Website and app data records
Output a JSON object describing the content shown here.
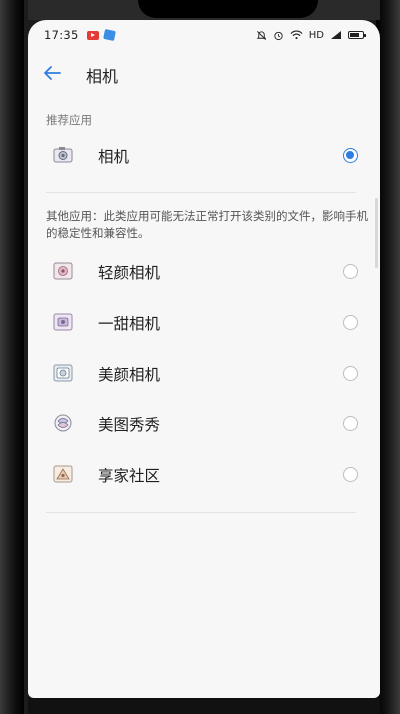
{
  "status_bar": {
    "time": "17:35",
    "hd_label": "HD",
    "battery_level": 0.75
  },
  "header": {
    "title": "相机"
  },
  "recommended": {
    "section_label": "推荐应用",
    "item": {
      "label": "相机",
      "icon": "camera-app-icon",
      "selected": true
    }
  },
  "others": {
    "warning": "其他应用：此类应用可能无法正常打开该类别的文件，影响手机的稳定性和兼容性。",
    "items": [
      {
        "label": "轻颜相机",
        "icon": "qingyan-camera-icon",
        "selected": false
      },
      {
        "label": "一甜相机",
        "icon": "yitian-camera-icon",
        "selected": false
      },
      {
        "label": "美颜相机",
        "icon": "meiyan-camera-icon",
        "selected": false
      },
      {
        "label": "美图秀秀",
        "icon": "meitu-icon",
        "selected": false
      },
      {
        "label": "享家社区",
        "icon": "xiangjia-community-icon",
        "selected": false
      }
    ]
  },
  "colors": {
    "accent": "#2f7de1",
    "background": "#f7f7f7"
  }
}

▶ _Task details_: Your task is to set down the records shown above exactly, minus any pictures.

▶ _Exercise result_:
Output a JSON object describing the content shown here.
{
  "status_bar": {
    "time": "17:35",
    "hd_label": "HD",
    "battery_level": 0.75
  },
  "header": {
    "title": "相机"
  },
  "recommended": {
    "section_label": "推荐应用",
    "item": {
      "label": "相机",
      "icon": "camera-app-icon",
      "selected": true
    }
  },
  "others": {
    "warning": "其他应用：此类应用可能无法正常打开该类别的文件，影响手机的稳定性和兼容性。",
    "items": [
      {
        "label": "轻颜相机",
        "icon": "qingyan-camera-icon",
        "selected": false
      },
      {
        "label": "一甜相机",
        "icon": "yitian-camera-icon",
        "selected": false
      },
      {
        "label": "美颜相机",
        "icon": "meiyan-camera-icon",
        "selected": false
      },
      {
        "label": "美图秀秀",
        "icon": "meitu-icon",
        "selected": false
      },
      {
        "label": "享家社区",
        "icon": "xiangjia-community-icon",
        "selected": false
      }
    ]
  },
  "colors": {
    "accent": "#2f7de1",
    "background": "#f7f7f7"
  }
}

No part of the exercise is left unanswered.